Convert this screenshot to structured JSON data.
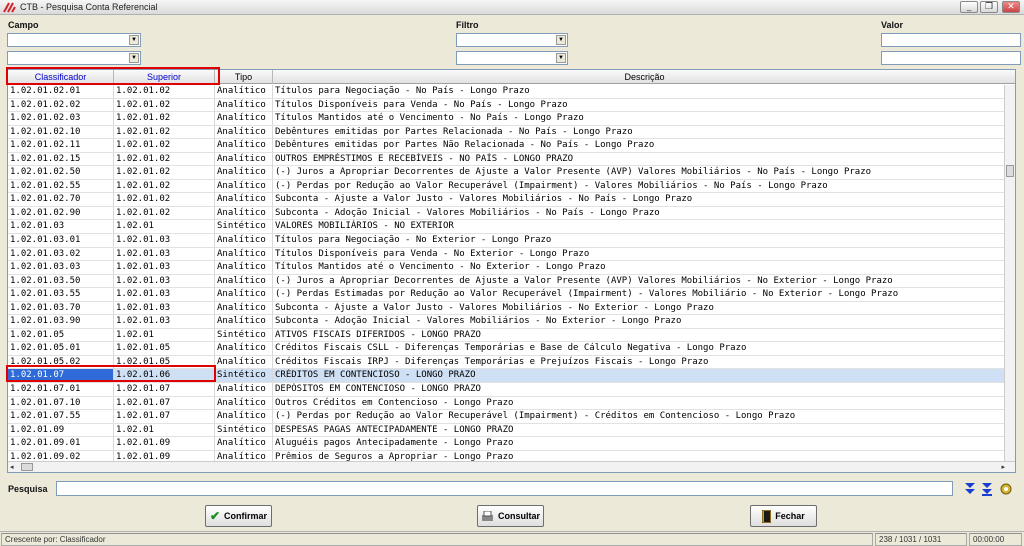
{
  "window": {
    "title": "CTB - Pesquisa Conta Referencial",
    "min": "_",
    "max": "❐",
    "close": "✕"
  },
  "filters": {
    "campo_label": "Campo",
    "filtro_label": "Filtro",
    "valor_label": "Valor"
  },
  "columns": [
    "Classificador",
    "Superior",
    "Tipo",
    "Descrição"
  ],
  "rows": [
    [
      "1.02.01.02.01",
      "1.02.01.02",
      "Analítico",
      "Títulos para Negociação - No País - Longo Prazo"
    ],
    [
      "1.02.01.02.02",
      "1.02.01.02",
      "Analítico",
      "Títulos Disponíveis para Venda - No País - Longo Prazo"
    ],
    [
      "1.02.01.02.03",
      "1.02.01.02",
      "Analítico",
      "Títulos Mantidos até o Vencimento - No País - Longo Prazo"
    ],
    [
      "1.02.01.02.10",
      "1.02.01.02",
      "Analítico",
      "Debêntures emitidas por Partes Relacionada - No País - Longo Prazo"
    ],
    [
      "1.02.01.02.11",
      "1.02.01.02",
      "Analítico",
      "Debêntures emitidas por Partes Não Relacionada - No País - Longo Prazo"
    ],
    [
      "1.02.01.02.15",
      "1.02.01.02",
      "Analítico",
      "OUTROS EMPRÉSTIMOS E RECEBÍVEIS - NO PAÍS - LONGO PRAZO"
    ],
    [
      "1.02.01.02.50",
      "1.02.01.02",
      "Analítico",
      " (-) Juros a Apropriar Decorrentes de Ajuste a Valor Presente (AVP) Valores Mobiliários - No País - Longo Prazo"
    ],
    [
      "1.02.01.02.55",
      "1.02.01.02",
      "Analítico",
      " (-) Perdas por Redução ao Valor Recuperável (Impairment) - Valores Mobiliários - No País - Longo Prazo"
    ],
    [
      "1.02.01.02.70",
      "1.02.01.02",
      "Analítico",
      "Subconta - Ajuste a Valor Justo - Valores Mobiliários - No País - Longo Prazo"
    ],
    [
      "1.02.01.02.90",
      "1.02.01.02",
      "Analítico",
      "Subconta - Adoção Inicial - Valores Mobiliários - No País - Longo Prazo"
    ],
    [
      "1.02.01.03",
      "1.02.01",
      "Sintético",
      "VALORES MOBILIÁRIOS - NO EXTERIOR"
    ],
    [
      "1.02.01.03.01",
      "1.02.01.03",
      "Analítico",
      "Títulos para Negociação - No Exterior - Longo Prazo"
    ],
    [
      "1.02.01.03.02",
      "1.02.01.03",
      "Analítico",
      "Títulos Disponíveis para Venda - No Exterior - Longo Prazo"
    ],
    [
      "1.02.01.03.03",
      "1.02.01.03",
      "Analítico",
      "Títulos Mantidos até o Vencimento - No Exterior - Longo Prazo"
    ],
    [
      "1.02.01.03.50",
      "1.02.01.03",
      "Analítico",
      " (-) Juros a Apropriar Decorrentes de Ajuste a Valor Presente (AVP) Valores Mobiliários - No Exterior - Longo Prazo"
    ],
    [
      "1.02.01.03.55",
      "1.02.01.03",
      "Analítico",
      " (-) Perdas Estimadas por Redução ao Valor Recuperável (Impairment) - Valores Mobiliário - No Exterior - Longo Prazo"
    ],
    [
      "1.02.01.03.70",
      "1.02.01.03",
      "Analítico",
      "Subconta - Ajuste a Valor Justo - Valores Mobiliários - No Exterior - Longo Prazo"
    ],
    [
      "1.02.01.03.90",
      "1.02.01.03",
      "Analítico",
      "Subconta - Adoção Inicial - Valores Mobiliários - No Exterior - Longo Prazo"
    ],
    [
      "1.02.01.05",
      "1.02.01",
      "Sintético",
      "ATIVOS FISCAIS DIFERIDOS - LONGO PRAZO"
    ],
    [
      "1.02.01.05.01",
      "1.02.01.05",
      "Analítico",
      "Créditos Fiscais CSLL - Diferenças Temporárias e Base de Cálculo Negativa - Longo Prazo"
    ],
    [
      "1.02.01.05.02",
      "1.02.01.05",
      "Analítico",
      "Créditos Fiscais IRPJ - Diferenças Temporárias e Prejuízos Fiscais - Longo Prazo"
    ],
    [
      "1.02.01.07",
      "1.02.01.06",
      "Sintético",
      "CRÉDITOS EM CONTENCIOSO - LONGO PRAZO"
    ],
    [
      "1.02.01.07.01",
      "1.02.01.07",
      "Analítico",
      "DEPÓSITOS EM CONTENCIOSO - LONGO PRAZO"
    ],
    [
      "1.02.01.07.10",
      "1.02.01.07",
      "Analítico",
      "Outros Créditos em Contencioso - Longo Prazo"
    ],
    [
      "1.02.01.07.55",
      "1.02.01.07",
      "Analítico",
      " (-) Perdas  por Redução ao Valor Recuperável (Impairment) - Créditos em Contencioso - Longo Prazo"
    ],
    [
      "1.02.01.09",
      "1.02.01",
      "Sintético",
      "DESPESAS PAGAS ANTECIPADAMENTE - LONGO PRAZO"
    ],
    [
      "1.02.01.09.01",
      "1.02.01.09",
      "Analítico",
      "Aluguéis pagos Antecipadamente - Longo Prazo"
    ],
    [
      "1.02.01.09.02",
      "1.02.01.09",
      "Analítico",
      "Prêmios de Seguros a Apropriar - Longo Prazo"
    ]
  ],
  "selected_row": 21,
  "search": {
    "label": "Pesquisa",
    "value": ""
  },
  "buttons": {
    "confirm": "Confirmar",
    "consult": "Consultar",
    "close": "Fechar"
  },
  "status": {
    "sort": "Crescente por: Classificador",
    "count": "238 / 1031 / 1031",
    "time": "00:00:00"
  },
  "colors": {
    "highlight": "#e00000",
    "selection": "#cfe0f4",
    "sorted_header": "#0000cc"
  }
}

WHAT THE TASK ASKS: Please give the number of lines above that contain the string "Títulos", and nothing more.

RESULT OF THE TASK: 6